Start of DATA PROVIDED

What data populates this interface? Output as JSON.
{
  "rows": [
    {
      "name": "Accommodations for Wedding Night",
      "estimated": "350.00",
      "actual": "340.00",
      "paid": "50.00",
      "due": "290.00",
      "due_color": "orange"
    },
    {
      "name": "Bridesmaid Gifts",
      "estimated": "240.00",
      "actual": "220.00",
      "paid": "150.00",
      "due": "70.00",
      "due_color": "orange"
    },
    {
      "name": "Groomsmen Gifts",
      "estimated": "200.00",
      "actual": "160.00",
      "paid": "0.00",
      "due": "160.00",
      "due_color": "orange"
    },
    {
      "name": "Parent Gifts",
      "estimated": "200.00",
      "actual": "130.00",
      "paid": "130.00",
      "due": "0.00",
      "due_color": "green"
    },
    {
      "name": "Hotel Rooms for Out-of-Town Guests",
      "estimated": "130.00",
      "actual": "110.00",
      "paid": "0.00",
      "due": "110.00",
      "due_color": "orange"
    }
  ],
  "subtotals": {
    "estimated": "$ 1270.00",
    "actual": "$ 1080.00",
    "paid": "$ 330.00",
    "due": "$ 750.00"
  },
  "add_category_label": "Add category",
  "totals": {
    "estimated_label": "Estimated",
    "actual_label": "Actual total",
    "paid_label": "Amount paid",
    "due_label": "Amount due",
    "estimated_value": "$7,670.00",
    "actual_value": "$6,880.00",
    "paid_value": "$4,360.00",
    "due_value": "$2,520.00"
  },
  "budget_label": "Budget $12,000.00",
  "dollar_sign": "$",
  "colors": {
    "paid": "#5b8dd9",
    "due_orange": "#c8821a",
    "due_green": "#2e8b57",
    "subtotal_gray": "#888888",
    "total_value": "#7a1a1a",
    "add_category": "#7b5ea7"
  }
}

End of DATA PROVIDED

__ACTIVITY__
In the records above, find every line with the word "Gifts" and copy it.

__WRITTEN SOLUTION__
      "name": "Bridesmaid Gifts",
      "name": "Groomsmen Gifts",
      "name": "Parent Gifts",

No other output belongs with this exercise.